A wind current does not flow in the direction of the wind. It is deflected by the rotation of the earth. These currents move in a clockwise direction in the northern hemisphere and a counterclockwise direction in the southern hemisphere (Fig 1-7). The apparent deflection of objects, which move over the surface of the Earth without being fictionally bound to it, is known as the Coriolis force. The size of the Coriolis force increases from zero at the Equator to a maximum at the poles. The Coriolis force acts at right angles to the direction of motion, so as to cause a deflection to the right in the Northern Hemisphere and to the left in the Southern Hemisphere. Current direction varies from about 15 degrees along shallow coastal areas to a maximum of 45 degrees in the deep oceans. The angle increases with depth, and at various depths the current may flow in the direction opposite of the surface current. The best known of these currents is probably the Gulf Stream in the North Atlantic. The Kuroshio in the North Pacific is a similar current, and both serve to warm the climates of the eastern edges of the two oceans. In regions where the winds blow offshore, such as the west coast of Mexico and the coast of Peru and Chile, surface waters move away from the continents and they are replaced by colder and deep water from as much as 300 m (1000 ft) down. This is known as upwelling. This deep water is rich in nutrients, and these regions have high biological productivity and provide excellent fishing. Deep water is rich in nutrients because the breakdown of organic matter exceeds production in deeper water. If an ocean current is flowing at 1 knot at 45 degrees north latitude, the mater will travel about 1800 meters in an hour. During that hour the Coriolis force will have deflected it about 300m from its original path! This is why the Coriolis force has a significant effect on deflecting ocean currents.

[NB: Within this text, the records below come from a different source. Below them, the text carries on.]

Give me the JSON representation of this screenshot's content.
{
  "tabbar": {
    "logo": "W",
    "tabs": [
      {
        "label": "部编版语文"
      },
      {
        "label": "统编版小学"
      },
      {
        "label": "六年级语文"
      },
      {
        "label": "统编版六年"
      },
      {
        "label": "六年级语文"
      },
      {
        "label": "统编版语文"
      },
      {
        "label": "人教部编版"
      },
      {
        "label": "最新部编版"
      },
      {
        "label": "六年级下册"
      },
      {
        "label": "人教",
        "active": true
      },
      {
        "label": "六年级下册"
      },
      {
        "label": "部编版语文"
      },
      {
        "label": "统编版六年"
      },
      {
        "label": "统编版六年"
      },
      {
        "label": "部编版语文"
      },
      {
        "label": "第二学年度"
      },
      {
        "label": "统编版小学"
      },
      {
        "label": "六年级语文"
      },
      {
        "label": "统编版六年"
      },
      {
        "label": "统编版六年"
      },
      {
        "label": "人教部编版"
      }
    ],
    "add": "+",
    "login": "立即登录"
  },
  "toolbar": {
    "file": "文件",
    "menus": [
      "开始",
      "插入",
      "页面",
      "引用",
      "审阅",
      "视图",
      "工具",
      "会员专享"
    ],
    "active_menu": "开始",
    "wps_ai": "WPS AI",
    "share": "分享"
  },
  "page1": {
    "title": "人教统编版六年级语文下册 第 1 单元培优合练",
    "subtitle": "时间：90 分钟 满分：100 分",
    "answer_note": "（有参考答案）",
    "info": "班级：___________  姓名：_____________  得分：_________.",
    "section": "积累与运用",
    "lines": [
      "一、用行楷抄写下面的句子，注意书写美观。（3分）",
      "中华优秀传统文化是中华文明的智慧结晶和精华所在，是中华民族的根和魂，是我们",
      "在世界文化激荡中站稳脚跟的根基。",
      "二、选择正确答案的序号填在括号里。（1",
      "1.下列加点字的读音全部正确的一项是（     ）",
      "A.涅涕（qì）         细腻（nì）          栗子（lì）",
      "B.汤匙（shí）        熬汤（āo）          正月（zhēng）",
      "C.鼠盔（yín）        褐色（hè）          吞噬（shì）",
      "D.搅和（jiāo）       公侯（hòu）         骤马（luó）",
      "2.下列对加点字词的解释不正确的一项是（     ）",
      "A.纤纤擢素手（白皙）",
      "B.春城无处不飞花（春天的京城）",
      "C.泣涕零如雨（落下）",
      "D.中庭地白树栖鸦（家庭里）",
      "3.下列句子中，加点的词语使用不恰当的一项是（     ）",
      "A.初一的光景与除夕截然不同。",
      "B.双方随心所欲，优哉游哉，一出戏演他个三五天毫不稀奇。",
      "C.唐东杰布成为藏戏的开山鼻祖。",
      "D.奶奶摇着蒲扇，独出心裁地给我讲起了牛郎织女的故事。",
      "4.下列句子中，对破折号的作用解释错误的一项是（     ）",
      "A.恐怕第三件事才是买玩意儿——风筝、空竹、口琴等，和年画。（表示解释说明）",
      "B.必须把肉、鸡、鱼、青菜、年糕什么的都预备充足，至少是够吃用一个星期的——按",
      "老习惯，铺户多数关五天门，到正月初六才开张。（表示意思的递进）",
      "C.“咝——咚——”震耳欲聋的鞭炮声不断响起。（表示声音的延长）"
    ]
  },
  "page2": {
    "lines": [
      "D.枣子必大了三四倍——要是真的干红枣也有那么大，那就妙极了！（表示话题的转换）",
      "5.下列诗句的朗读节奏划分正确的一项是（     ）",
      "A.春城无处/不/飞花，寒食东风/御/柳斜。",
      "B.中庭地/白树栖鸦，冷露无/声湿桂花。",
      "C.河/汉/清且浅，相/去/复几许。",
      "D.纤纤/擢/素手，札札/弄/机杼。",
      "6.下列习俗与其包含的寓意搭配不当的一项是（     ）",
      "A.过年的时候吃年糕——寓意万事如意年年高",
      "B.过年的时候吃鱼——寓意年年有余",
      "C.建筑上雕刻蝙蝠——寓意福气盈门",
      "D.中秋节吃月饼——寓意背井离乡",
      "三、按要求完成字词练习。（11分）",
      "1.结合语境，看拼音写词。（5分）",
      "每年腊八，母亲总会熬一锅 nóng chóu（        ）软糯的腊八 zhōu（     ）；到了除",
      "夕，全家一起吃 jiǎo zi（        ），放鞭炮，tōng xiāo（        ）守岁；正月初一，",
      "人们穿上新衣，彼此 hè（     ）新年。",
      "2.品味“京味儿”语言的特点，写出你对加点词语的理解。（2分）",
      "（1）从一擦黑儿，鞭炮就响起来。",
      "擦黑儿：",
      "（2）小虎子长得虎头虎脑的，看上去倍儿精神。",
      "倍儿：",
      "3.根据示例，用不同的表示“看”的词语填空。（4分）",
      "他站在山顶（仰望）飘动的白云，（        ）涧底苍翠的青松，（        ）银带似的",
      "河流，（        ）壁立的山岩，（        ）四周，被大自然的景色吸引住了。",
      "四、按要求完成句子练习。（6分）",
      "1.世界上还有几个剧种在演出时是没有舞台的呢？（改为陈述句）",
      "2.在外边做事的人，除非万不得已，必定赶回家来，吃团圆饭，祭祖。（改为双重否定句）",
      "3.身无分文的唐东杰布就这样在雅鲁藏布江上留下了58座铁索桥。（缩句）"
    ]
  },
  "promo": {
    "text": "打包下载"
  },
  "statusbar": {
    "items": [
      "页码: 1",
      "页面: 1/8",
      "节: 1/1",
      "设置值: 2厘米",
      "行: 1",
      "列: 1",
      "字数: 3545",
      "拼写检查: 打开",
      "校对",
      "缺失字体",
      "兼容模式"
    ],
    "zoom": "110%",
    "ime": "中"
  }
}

Ocean currents can determine the climate of the coastal regions along which they flow. For example, warm water from the Gulf Stream travels all the way to the southwest coast of Iceland, warming the water. The West Coast in the United States is cooled in the summer because of the California current and warmed in the winter by the Davidson current. As a result of this, the range of monthly temperatures on the West Coast is very small.
Currents also have an affect on the earth?s pressure patterns. The air over a cold current contracts as it is cooled, and the air over a warm current expands as it is warmed. As air cools above a cold ocean current, fog is likely to form. Frost smoke is usually found over a warm current that flows into a colder area, because evaporation is greater from warm water than from cold water.
In conclusion, the oceans are filled with a large number of data, scientific theories and surprising facts that will increase your appreciation of the ocean. Knowing how the oceans evolved and were made gives us a greater understanding of the lands, climate changes, and even adaptations. Everyone should take a look at the role oceans play in our lives.
Title: Oceanography ? An illustrated guide
Author: C.P. Summerhayes and S.A. Thorpe
Publisher: John Wiley and Sons
Title: The Oceans
Author: Don Groves
Publisher: John Wiley and Sons
Microsoft Encarta 1998 Encyclopedia